## What is required
Give the entries again, exactly as they stand.

[Entries taken from a collection]
┌────────
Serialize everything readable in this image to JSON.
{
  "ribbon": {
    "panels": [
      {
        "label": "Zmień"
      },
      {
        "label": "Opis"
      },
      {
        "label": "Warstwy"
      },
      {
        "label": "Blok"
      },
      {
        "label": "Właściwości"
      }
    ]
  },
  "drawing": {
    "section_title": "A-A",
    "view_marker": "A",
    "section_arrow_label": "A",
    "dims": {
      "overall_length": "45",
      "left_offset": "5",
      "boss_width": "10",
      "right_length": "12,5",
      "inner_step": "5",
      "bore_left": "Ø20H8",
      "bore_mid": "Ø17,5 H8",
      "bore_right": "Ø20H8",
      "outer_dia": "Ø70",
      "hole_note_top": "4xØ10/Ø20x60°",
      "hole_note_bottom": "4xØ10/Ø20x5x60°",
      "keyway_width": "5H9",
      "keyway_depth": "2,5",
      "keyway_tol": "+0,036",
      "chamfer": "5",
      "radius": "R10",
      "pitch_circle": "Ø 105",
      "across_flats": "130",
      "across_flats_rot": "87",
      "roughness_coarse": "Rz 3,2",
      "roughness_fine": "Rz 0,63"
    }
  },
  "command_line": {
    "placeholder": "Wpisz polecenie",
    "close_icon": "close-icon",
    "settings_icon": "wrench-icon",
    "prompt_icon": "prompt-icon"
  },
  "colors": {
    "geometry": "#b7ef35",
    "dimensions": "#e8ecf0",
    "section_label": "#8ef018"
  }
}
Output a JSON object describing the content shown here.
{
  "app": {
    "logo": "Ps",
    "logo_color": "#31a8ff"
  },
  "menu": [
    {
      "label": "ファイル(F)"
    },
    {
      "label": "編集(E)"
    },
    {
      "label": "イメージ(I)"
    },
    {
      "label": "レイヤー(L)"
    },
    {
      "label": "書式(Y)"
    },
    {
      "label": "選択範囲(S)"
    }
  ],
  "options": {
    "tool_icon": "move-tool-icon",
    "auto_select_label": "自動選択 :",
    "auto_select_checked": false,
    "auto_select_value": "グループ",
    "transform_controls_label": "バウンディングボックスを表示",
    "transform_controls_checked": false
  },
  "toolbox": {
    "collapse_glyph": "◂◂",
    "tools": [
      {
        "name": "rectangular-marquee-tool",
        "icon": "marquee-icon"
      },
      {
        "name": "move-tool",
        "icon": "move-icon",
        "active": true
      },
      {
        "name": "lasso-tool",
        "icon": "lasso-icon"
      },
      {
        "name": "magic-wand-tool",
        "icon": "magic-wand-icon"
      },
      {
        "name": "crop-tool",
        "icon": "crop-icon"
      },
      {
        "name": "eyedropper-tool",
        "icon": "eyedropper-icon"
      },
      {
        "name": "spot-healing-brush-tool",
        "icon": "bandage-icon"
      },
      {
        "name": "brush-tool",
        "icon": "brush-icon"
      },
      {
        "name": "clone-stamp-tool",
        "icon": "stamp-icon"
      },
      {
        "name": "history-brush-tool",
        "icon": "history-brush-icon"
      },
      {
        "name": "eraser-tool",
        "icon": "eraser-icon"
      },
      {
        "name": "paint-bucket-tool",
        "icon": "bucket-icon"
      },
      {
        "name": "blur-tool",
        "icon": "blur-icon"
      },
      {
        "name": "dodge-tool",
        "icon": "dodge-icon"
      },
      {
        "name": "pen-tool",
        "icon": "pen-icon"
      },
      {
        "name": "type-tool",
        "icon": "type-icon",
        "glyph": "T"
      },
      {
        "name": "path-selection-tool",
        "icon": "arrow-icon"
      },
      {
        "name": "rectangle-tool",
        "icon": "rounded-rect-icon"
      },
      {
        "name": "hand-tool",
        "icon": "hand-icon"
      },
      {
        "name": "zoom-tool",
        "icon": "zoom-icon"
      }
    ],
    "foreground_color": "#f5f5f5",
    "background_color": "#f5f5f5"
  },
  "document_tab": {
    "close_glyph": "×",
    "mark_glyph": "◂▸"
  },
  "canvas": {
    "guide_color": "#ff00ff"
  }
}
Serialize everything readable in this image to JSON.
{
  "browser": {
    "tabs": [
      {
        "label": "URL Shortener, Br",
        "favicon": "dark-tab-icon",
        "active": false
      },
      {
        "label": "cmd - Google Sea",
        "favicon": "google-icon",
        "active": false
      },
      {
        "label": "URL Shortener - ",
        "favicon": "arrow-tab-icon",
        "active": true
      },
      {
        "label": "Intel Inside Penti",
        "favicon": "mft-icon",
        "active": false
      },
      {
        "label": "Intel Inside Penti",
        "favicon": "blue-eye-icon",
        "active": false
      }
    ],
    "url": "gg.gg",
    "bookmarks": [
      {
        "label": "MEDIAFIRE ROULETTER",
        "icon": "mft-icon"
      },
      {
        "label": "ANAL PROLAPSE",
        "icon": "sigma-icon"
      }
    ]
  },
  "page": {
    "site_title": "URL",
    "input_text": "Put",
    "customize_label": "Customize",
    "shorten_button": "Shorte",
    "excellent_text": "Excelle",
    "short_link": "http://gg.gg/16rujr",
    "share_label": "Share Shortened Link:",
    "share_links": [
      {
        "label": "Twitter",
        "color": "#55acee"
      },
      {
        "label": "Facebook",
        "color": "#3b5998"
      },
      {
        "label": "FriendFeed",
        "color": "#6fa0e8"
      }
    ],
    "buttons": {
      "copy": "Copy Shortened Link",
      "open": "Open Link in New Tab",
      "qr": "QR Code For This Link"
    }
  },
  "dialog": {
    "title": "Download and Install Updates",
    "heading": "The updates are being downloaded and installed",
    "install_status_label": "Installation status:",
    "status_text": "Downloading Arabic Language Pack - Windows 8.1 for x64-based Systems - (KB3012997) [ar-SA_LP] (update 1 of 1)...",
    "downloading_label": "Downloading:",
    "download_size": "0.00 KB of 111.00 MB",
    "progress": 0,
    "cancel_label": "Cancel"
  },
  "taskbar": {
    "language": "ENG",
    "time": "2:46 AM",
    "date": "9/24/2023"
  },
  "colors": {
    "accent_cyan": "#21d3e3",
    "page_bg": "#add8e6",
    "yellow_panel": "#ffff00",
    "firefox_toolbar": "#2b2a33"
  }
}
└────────
## Result of this exercise
Serialize everything readable in this image to JSON.
{
  "ribbon": {
    "panels": [
      {
        "label": "Zmień"
      },
      {
        "label": "Opis"
      },
      {
        "label": "Warstwy"
      },
      {
        "label": "Blok"
      },
      {
        "label": "Właściwości"
      }
    ]
  },
  "drawing": {
    "section_title": "A-A",
    "view_marker": "A",
    "section_arrow_label": "A",
    "dims": {
      "overall_length": "45",
      "left_offset": "5",
      "boss_width": "10",
      "right_length": "12,5",
      "inner_step": "5",
      "bore_left": "Ø20H8",
      "bore_mid": "Ø17,5 H8",
      "bore_right": "Ø20H8",
      "outer_dia": "Ø70",
      "hole_note_top": "4xØ10/Ø20x60°",
      "hole_note_bottom": "4xØ10/Ø20x5x60°",
      "keyway_width": "5H9",
      "keyway_depth": "2,5",
      "keyway_tol": "+0,036",
      "chamfer": "5",
      "radius": "R10",
      "pitch_circle": "Ø 105",
      "across_flats": "130",
      "across_flats_rot": "87",
      "roughness_coarse": "Rz 3,2",
      "roughness_fine": "Rz 0,63"
    }
  },
  "command_line": {
    "placeholder": "Wpisz polecenie",
    "close_icon": "close-icon",
    "settings_icon": "wrench-icon",
    "prompt_icon": "prompt-icon"
  },
  "colors": {
    "geometry": "#b7ef35",
    "dimensions": "#e8ecf0",
    "section_label": "#8ef018"
  }
}
Output a JSON object describing the content shown here.
{
  "app": {
    "logo": "Ps",
    "logo_color": "#31a8ff"
  },
  "menu": [
    {
      "label": "ファイル(F)"
    },
    {
      "label": "編集(E)"
    },
    {
      "label": "イメージ(I)"
    },
    {
      "label": "レイヤー(L)"
    },
    {
      "label": "書式(Y)"
    },
    {
      "label": "選択範囲(S)"
    }
  ],
  "options": {
    "tool_icon": "move-tool-icon",
    "auto_select_label": "自動選択 :",
    "auto_select_checked": false,
    "auto_select_value": "グループ",
    "transform_controls_label": "バウンディングボックスを表示",
    "transform_controls_checked": false
  },
  "toolbox": {
    "collapse_glyph": "◂◂",
    "tools": [
      {
        "name": "rectangular-marquee-tool",
        "icon": "marquee-icon"
      },
      {
        "name": "move-tool",
        "icon": "move-icon",
        "active": true
      },
      {
        "name": "lasso-tool",
        "icon": "lasso-icon"
      },
      {
        "name": "magic-wand-tool",
        "icon": "magic-wand-icon"
      },
      {
        "name": "crop-tool",
        "icon": "crop-icon"
      },
      {
        "name": "eyedropper-tool",
        "icon": "eyedropper-icon"
      },
      {
        "name": "spot-healing-brush-tool",
        "icon": "bandage-icon"
      },
      {
        "name": "brush-tool",
        "icon": "brush-icon"
      },
      {
        "name": "clone-stamp-tool",
        "icon": "stamp-icon"
      },
      {
        "name": "history-brush-tool",
        "icon": "history-brush-icon"
      },
      {
        "name": "eraser-tool",
        "icon": "eraser-icon"
      },
      {
        "name": "paint-bucket-tool",
        "icon": "bucket-icon"
      },
      {
        "name": "blur-tool",
        "icon": "blur-icon"
      },
      {
        "name": "dodge-tool",
        "icon": "dodge-icon"
      },
      {
        "name": "pen-tool",
        "icon": "pen-icon"
      },
      {
        "name": "type-tool",
        "icon": "type-icon",
        "glyph": "T"
      },
      {
        "name": "path-selection-tool",
        "icon": "arrow-icon"
      },
      {
        "name": "rectangle-tool",
        "icon": "rounded-rect-icon"
      },
      {
        "name": "hand-tool",
        "icon": "hand-icon"
      },
      {
        "name": "zoom-tool",
        "icon": "zoom-icon"
      }
    ],
    "foreground_color": "#f5f5f5",
    "background_color": "#f5f5f5"
  },
  "document_tab": {
    "close_glyph": "×",
    "mark_glyph": "◂▸"
  },
  "canvas": {
    "guide_color": "#ff00ff"
  }
}
Serialize everything readable in this image to JSON.
{
  "browser": {
    "tabs": [
      {
        "label": "URL Shortener, Br",
        "favicon": "dark-tab-icon",
        "active": false
      },
      {
        "label": "cmd - Google Sea",
        "favicon": "google-icon",
        "active": false
      },
      {
        "label": "URL Shortener - ",
        "favicon": "arrow-tab-icon",
        "active": true
      },
      {
        "label": "Intel Inside Penti",
        "favicon": "mft-icon",
        "active": false
      },
      {
        "label": "Intel Inside Penti",
        "favicon": "blue-eye-icon",
        "active": false
      }
    ],
    "url": "gg.gg",
    "bookmarks": [
      {
        "label": "MEDIAFIRE ROULETTER",
        "icon": "mft-icon"
      },
      {
        "label": "ANAL PROLAPSE",
        "icon": "sigma-icon"
      }
    ]
  },
  "page": {
    "site_title": "URL",
    "input_text": "Put",
    "customize_label": "Customize",
    "shorten_button": "Shorte",
    "excellent_text": "Excelle",
    "short_link": "http://gg.gg/16rujr",
    "share_label": "Share Shortened Link:",
    "share_links": [
      {
        "label": "Twitter",
        "color": "#55acee"
      },
      {
        "label": "Facebook",
        "color": "#3b5998"
      },
      {
        "label": "FriendFeed",
        "color": "#6fa0e8"
      }
    ],
    "buttons": {
      "copy": "Copy Shortened Link",
      "open": "Open Link in New Tab",
      "qr": "QR Code For This Link"
    }
  },
  "dialog": {
    "title": "Download and Install Updates",
    "heading": "The updates are being downloaded and installed",
    "install_status_label": "Installation status:",
    "status_text": "Downloading Arabic Language Pack - Windows 8.1 for x64-based Systems - (KB3012997) [ar-SA_LP] (update 1 of 1)...",
    "downloading_label": "Downloading:",
    "download_size": "0.00 KB of 111.00 MB",
    "progress": 0,
    "cancel_label": "Cancel"
  },
  "taskbar": {
    "language": "ENG",
    "time": "2:46 AM",
    "date": "9/24/2023"
  },
  "colors": {
    "accent_cyan": "#21d3e3",
    "page_bg": "#add8e6",
    "yellow_panel": "#ffff00",
    "firefox_toolbar": "#2b2a33"
  }
}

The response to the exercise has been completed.